Source records:
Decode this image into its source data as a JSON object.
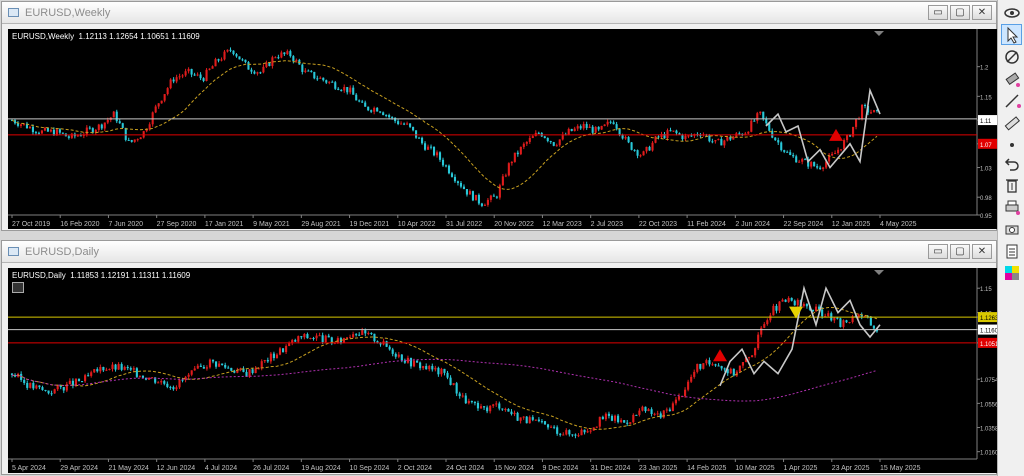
{
  "windows": [
    {
      "id": "weekly",
      "title": "EURUSD,Weekly",
      "header": "EURUSD,Weekly  1.12113 1.12654 1.10651 1.11609",
      "btn_min": "▭",
      "btn_max": "▢",
      "btn_close": "✕"
    },
    {
      "id": "daily",
      "title": "EURUSD,Daily",
      "header": "EURUSD,Daily  1.11853 1.12191 1.11311 1.11609",
      "btn_min": "▭",
      "btn_max": "▢",
      "btn_close": "✕"
    }
  ],
  "toolbar": {
    "items": [
      "eye-icon",
      "cursor-icon",
      "no-magnet-icon",
      "eraser-icon",
      "line-tool-icon",
      "ruler-icon",
      "dot-icon",
      "undo-icon",
      "trash-icon",
      "print-icon",
      "camera-icon",
      "clipboard-icon",
      "color-palette-icon"
    ]
  },
  "colors": {
    "bull": "#e01c1c",
    "bear": "#28c8d8",
    "ma_fast": "#c8a020",
    "ma_slow": "#b030b0",
    "price_line": "#c8c8c8",
    "red_level": "#e00000",
    "yellow_level": "#d8c800",
    "background": "#000000"
  },
  "chart_data": [
    {
      "type": "candlestick",
      "name": "EURUSD,Weekly",
      "y_tick_labels": [
        "1.2",
        "1.15",
        "1.11",
        "1.07",
        "1.03",
        "0.98",
        "0.95"
      ],
      "price_label": "1.11",
      "red_level_label": "1.07",
      "x_tick_labels": [
        "27 Oct 2019",
        "16 Feb 2020",
        "7 Jun 2020",
        "27 Sep 2020",
        "17 Jan 2021",
        "9 May 2021",
        "29 Aug 2021",
        "19 Dec 2021",
        "10 Apr 2022",
        "31 Jul 2022",
        "20 Nov 2022",
        "12 Mar 2023",
        "2 Jul 2023",
        "22 Oct 2023",
        "11 Feb 2024",
        "2 Jun 2024",
        "22 Sep 2024",
        "12 Jan 2025",
        "4 May 2025"
      ],
      "ylim": [
        0.95,
        1.25
      ],
      "close_path": [
        1.11,
        1.1,
        1.09,
        1.09,
        1.08,
        1.09,
        1.1,
        1.12,
        1.07,
        1.09,
        1.14,
        1.18,
        1.19,
        1.18,
        1.21,
        1.23,
        1.2,
        1.19,
        1.22,
        1.22,
        1.19,
        1.18,
        1.17,
        1.16,
        1.13,
        1.13,
        1.11,
        1.1,
        1.07,
        1.05,
        1.02,
        0.99,
        0.97,
        0.98,
        1.04,
        1.07,
        1.09,
        1.07,
        1.09,
        1.1,
        1.09,
        1.11,
        1.07,
        1.05,
        1.08,
        1.09,
        1.08,
        1.09,
        1.07,
        1.08,
        1.09,
        1.12,
        1.08,
        1.05,
        1.04,
        1.03,
        1.05,
        1.08,
        1.13,
        1.12
      ]
    },
    {
      "type": "candlestick",
      "name": "EURUSD,Daily",
      "y_tick_labels": [
        "1.15",
        "1.13",
        "1.12632",
        "1.11609",
        "1.10518",
        "1.07540",
        "1.05560",
        "1.03580",
        "1.01600"
      ],
      "price_label": "1.11609",
      "yellow_level_label": "1.12632",
      "red_level_label": "1.10518",
      "x_tick_labels": [
        "5 Apr 2024",
        "29 Apr 2024",
        "21 May 2024",
        "12 Jun 2024",
        "4 Jul 2024",
        "26 Jul 2024",
        "19 Aug 2024",
        "10 Sep 2024",
        "2 Oct 2024",
        "24 Oct 2024",
        "15 Nov 2024",
        "9 Dec 2024",
        "31 Dec 2024",
        "23 Jan 2025",
        "14 Feb 2025",
        "10 Mar 2025",
        "1 Apr 2025",
        "23 Apr 2025",
        "15 May 2025"
      ],
      "ylim": [
        1.01,
        1.16
      ],
      "close_path": [
        1.08,
        1.07,
        1.065,
        1.07,
        1.075,
        1.085,
        1.085,
        1.08,
        1.075,
        1.07,
        1.08,
        1.09,
        1.085,
        1.08,
        1.09,
        1.1,
        1.11,
        1.11,
        1.105,
        1.115,
        1.11,
        1.1,
        1.09,
        1.085,
        1.08,
        1.06,
        1.05,
        1.055,
        1.045,
        1.04,
        1.035,
        1.03,
        1.035,
        1.045,
        1.04,
        1.05,
        1.045,
        1.06,
        1.085,
        1.09,
        1.08,
        1.095,
        1.13,
        1.14,
        1.135,
        1.13,
        1.12,
        1.13,
        1.116
      ]
    }
  ]
}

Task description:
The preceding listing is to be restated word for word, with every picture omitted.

Answer to this exercise:
Decode this image into its source data as a JSON object.
{
  "windows": [
    {
      "id": "weekly",
      "title": "EURUSD,Weekly",
      "header": "EURUSD,Weekly  1.12113 1.12654 1.10651 1.11609",
      "btn_min": "▭",
      "btn_max": "▢",
      "btn_close": "✕"
    },
    {
      "id": "daily",
      "title": "EURUSD,Daily",
      "header": "EURUSD,Daily  1.11853 1.12191 1.11311 1.11609",
      "btn_min": "▭",
      "btn_max": "▢",
      "btn_close": "✕"
    }
  ],
  "toolbar": {
    "items": [
      "eye-icon",
      "cursor-icon",
      "no-magnet-icon",
      "eraser-icon",
      "line-tool-icon",
      "ruler-icon",
      "dot-icon",
      "undo-icon",
      "trash-icon",
      "print-icon",
      "camera-icon",
      "clipboard-icon",
      "color-palette-icon"
    ]
  },
  "colors": {
    "bull": "#e01c1c",
    "bear": "#28c8d8",
    "ma_fast": "#c8a020",
    "ma_slow": "#b030b0",
    "price_line": "#c8c8c8",
    "red_level": "#e00000",
    "yellow_level": "#d8c800",
    "background": "#000000"
  },
  "chart_data": [
    {
      "type": "candlestick",
      "name": "EURUSD,Weekly",
      "y_tick_labels": [
        "1.2",
        "1.15",
        "1.11",
        "1.07",
        "1.03",
        "0.98",
        "0.95"
      ],
      "price_label": "1.11",
      "red_level_label": "1.07",
      "x_tick_labels": [
        "27 Oct 2019",
        "16 Feb 2020",
        "7 Jun 2020",
        "27 Sep 2020",
        "17 Jan 2021",
        "9 May 2021",
        "29 Aug 2021",
        "19 Dec 2021",
        "10 Apr 2022",
        "31 Jul 2022",
        "20 Nov 2022",
        "12 Mar 2023",
        "2 Jul 2023",
        "22 Oct 2023",
        "11 Feb 2024",
        "2 Jun 2024",
        "22 Sep 2024",
        "12 Jan 2025",
        "4 May 2025"
      ],
      "ylim": [
        0.95,
        1.25
      ],
      "close_path": [
        1.11,
        1.1,
        1.09,
        1.09,
        1.08,
        1.09,
        1.1,
        1.12,
        1.07,
        1.09,
        1.14,
        1.18,
        1.19,
        1.18,
        1.21,
        1.23,
        1.2,
        1.19,
        1.22,
        1.22,
        1.19,
        1.18,
        1.17,
        1.16,
        1.13,
        1.13,
        1.11,
        1.1,
        1.07,
        1.05,
        1.02,
        0.99,
        0.97,
        0.98,
        1.04,
        1.07,
        1.09,
        1.07,
        1.09,
        1.1,
        1.09,
        1.11,
        1.07,
        1.05,
        1.08,
        1.09,
        1.08,
        1.09,
        1.07,
        1.08,
        1.09,
        1.12,
        1.08,
        1.05,
        1.04,
        1.03,
        1.05,
        1.08,
        1.13,
        1.12
      ]
    },
    {
      "type": "candlestick",
      "name": "EURUSD,Daily",
      "y_tick_labels": [
        "1.15",
        "1.13",
        "1.12632",
        "1.11609",
        "1.10518",
        "1.07540",
        "1.05560",
        "1.03580",
        "1.01600"
      ],
      "price_label": "1.11609",
      "yellow_level_label": "1.12632",
      "red_level_label": "1.10518",
      "x_tick_labels": [
        "5 Apr 2024",
        "29 Apr 2024",
        "21 May 2024",
        "12 Jun 2024",
        "4 Jul 2024",
        "26 Jul 2024",
        "19 Aug 2024",
        "10 Sep 2024",
        "2 Oct 2024",
        "24 Oct 2024",
        "15 Nov 2024",
        "9 Dec 2024",
        "31 Dec 2024",
        "23 Jan 2025",
        "14 Feb 2025",
        "10 Mar 2025",
        "1 Apr 2025",
        "23 Apr 2025",
        "15 May 2025"
      ],
      "ylim": [
        1.01,
        1.16
      ],
      "close_path": [
        1.08,
        1.07,
        1.065,
        1.07,
        1.075,
        1.085,
        1.085,
        1.08,
        1.075,
        1.07,
        1.08,
        1.09,
        1.085,
        1.08,
        1.09,
        1.1,
        1.11,
        1.11,
        1.105,
        1.115,
        1.11,
        1.1,
        1.09,
        1.085,
        1.08,
        1.06,
        1.05,
        1.055,
        1.045,
        1.04,
        1.035,
        1.03,
        1.035,
        1.045,
        1.04,
        1.05,
        1.045,
        1.06,
        1.085,
        1.09,
        1.08,
        1.095,
        1.13,
        1.14,
        1.135,
        1.13,
        1.12,
        1.13,
        1.116
      ]
    }
  ]
}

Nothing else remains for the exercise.